The detailed descriptions of the dead man’s body show the terrible costs of the war in a physical aspect. O’Brien’s guilt almost takes on its own rhythm in the repetition of ideas, phrases, and observations about the man’s body. Some of the ideas here, especially the notion of the victim being a “slim, young, dainty man,” help emphasize O’Brien’s fixation on the effects of his action—that he killed someone who was innocent and not meant to be fighting in the war. At the same time, his focus on these physical characteristics, rather than on his own feelings, betrays his attempt to keep some distance in order to dull the pain.
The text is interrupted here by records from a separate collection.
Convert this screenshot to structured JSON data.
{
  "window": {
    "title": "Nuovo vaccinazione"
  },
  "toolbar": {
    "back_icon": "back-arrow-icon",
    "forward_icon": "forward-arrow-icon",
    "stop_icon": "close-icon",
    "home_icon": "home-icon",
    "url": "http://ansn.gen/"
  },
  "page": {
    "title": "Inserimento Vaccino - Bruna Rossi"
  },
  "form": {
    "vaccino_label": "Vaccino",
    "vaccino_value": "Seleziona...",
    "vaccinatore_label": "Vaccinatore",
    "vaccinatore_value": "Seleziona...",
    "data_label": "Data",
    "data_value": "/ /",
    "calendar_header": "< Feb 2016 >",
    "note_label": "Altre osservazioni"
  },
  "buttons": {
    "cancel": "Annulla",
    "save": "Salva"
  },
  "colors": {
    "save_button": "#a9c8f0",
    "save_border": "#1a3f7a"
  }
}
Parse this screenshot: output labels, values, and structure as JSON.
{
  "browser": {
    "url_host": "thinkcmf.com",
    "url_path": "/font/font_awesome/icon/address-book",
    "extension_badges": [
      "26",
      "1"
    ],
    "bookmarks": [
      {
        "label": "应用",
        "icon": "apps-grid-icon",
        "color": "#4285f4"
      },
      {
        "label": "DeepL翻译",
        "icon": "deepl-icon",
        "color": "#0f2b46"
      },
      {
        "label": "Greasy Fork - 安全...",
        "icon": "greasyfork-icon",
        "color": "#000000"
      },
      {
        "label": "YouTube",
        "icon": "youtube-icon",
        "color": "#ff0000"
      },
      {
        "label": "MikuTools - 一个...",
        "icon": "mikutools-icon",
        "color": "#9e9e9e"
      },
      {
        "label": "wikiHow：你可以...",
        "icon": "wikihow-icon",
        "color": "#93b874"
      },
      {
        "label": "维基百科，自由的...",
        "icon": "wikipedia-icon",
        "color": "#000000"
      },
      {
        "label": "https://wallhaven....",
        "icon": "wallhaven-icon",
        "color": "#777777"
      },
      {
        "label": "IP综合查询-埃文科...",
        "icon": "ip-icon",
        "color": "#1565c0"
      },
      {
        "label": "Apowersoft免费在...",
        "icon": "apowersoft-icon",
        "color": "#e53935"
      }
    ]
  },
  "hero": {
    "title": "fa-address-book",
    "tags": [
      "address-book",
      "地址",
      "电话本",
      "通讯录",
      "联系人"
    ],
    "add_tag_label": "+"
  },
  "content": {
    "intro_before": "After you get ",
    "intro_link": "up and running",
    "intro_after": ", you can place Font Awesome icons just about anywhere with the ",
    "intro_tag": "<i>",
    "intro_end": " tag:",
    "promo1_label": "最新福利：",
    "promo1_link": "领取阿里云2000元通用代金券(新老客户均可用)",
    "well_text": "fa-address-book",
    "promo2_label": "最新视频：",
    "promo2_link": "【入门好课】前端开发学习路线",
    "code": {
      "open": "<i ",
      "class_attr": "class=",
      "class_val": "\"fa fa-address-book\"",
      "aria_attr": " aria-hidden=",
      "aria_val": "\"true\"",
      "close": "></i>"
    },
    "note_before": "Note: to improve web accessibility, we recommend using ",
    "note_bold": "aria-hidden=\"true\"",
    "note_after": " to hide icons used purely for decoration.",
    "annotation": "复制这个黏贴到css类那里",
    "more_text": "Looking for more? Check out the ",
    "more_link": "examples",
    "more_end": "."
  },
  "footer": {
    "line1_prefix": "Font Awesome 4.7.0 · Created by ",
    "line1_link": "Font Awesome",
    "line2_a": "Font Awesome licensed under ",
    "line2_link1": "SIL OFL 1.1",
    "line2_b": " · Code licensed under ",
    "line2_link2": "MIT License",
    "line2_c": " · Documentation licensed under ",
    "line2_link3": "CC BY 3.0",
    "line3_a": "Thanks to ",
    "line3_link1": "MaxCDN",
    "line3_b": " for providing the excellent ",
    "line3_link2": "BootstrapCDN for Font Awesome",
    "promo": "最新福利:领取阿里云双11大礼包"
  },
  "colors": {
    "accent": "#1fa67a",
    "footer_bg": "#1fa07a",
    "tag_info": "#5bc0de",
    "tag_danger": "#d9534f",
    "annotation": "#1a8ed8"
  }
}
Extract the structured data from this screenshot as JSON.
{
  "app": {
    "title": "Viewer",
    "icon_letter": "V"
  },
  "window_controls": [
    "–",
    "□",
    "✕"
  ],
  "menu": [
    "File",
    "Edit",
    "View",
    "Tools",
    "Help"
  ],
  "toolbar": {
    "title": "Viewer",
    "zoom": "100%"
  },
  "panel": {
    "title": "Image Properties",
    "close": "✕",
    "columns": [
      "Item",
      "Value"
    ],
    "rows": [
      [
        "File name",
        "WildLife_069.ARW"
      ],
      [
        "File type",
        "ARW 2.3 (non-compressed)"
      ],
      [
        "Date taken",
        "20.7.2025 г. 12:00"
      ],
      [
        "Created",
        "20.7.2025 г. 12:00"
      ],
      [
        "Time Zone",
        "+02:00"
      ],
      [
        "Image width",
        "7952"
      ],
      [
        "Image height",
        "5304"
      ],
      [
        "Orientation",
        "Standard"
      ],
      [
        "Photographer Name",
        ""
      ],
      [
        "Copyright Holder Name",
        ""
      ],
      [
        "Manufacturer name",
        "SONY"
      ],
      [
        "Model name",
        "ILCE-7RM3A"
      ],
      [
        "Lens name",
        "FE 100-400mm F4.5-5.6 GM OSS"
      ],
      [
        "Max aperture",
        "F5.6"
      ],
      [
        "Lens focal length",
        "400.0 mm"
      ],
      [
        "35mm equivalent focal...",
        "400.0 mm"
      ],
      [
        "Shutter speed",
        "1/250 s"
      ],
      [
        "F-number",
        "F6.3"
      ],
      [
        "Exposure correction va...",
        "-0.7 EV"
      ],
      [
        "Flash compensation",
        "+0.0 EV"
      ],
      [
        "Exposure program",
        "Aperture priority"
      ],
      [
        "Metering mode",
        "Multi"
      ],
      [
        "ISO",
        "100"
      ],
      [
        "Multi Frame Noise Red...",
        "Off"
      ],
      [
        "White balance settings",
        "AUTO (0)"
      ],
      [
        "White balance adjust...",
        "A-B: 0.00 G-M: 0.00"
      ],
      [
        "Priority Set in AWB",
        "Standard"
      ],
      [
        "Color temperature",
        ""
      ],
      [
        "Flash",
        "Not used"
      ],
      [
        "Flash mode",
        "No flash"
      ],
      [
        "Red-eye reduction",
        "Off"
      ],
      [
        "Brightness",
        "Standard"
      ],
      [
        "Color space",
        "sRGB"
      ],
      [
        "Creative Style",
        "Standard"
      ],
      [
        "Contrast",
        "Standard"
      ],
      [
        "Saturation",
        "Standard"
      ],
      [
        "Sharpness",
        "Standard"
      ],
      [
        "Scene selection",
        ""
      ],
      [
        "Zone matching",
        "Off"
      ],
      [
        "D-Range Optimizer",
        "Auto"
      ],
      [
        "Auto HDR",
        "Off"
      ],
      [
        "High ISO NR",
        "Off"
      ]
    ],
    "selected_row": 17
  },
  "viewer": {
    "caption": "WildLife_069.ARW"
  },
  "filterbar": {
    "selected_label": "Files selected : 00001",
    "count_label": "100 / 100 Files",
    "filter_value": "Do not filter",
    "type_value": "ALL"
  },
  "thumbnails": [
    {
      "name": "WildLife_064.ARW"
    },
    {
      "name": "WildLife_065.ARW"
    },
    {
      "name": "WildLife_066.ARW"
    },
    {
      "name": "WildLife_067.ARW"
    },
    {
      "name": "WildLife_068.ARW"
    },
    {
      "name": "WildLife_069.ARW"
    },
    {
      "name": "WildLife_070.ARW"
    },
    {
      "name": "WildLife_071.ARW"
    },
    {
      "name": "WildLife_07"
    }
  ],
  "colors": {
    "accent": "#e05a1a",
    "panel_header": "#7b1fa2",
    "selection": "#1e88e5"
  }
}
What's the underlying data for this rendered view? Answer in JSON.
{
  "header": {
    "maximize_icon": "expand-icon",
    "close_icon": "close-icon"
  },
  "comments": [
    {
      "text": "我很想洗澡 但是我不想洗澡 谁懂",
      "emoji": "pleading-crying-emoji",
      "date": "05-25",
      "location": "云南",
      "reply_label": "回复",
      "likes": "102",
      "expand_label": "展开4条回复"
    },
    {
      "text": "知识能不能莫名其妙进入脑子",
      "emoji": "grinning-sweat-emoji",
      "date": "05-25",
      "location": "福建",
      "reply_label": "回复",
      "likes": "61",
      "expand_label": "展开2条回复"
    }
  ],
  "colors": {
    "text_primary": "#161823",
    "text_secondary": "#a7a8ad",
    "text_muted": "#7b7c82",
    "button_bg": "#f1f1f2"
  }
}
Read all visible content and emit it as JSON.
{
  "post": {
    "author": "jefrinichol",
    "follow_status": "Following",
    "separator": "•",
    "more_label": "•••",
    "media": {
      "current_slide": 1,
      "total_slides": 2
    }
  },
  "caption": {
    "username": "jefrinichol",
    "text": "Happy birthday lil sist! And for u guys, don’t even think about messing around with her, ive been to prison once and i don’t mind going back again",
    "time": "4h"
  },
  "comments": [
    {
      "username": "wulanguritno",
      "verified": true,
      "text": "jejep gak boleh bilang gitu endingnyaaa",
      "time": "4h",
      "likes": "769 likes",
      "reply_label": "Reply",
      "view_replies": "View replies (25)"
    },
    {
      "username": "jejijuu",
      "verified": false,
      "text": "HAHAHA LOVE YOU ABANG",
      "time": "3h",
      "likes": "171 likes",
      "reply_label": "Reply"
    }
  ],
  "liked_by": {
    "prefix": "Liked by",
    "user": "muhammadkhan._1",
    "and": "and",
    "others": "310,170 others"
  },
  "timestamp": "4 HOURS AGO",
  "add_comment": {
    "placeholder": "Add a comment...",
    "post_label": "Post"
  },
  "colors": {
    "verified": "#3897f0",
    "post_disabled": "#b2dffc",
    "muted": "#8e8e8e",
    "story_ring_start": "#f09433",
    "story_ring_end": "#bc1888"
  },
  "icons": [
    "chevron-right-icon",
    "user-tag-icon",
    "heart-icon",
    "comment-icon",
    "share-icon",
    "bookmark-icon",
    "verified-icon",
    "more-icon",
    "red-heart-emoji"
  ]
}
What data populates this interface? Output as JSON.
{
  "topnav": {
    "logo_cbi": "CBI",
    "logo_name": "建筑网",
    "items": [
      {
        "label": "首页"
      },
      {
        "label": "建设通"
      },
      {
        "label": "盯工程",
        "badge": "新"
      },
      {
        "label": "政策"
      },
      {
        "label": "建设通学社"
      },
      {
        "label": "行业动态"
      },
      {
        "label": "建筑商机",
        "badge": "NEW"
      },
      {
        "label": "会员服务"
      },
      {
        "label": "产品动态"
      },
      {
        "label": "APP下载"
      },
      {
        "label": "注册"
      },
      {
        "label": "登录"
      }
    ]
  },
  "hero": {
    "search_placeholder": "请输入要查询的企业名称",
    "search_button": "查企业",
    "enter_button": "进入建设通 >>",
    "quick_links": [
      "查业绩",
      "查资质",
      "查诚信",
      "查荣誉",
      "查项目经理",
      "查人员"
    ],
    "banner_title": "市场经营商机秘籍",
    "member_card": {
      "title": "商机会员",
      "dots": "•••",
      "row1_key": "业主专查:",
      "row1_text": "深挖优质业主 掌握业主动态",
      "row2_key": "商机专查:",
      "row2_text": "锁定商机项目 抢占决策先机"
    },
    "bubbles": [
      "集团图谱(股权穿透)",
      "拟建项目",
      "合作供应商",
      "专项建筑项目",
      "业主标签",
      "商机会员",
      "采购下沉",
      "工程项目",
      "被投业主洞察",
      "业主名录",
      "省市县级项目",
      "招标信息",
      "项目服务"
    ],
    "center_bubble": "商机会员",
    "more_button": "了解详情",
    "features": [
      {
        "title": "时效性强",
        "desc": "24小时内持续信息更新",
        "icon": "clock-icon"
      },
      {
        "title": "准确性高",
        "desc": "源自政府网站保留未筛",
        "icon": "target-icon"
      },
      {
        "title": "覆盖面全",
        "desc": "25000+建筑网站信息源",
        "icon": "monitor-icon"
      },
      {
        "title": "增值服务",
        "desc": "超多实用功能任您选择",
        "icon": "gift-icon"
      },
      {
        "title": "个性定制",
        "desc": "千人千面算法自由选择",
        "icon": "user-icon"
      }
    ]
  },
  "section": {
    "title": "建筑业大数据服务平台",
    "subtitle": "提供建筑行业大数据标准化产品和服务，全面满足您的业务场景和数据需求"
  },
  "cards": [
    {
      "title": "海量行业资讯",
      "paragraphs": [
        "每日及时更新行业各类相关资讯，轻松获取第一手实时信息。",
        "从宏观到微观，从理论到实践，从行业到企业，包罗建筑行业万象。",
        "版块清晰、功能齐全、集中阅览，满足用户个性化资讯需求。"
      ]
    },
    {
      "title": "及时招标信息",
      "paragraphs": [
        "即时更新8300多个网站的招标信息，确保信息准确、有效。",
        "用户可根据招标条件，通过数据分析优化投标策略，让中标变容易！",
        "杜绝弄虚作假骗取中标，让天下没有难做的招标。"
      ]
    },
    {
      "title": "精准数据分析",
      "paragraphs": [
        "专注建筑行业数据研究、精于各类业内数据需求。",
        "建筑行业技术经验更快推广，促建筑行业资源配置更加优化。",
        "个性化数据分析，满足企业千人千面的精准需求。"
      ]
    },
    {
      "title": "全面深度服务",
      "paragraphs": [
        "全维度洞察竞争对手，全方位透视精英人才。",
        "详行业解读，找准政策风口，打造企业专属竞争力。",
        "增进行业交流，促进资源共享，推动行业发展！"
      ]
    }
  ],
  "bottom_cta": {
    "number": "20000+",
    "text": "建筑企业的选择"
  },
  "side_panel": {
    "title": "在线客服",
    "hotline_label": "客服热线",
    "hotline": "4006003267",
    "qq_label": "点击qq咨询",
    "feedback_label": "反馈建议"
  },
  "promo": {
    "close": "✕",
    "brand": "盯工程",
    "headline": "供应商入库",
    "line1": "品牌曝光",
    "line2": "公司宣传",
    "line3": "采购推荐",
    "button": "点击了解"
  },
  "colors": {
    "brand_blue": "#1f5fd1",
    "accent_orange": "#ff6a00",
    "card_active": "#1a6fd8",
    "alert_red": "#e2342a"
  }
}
The long, unending sentences force the reader to read the deta... ... middle of paper ... ... big deal than in helping him work through his emotions.
Furthermore the word “stained” implies that the photographer has been permanently affected, causing him to lose his innocence, like the veterans in “Mental Cases”. “Mental Cases” is about the effects of war on soldier’s mental state. The poem paints a picture of horror and pity for the war veterans. The soldiers are described to be “baring teeth that leer” which suggests animalistic qualities by showing their teeth defensively. The “multitudinous murders they once witnessed” is an alliteration to emphasize the mass killings.
Tim describes the dead soldiers life to illustrate the common potential that war obliterates. He uses in-depth imagery to imagine a life story of the man... ... middle of paper ... ...at Kiowa is feeling in response to how O’Brien is acting. Kiowa understands that as a soldier in this war, it is either you kill or you be killed. This mindset is what Tim seems to be lacking which his causing his great guilt. In this story, Tim is portrayed as someone who is in great remorse for the man he killed.
Owen betrays the men of the young generation being brutally slaughtered, like cattle, and were fated to death. Owen recognizes the feelings of the family and friends of the victims of war, the people mourning over the loss of their loved ones. Owen also uses personification in the poem, “monstrous anger of the guns” which reinforces the concept of the senseless slaughter of the soldiers. This makes the audience think about the war, and the image of heavy machine guns can be pictured in their minds, bringing them into the poet’s world of poetry. As seen in both poems, ‘Dulce et Decorum est Pro Patria Mori’ and ‘Anthem for Doomed Youth’ Owen brings the audience into the his world, making them feel and think like him, knowing what he has experienced and what he dreads, and therefore successfully involves the reader into the world of poetry.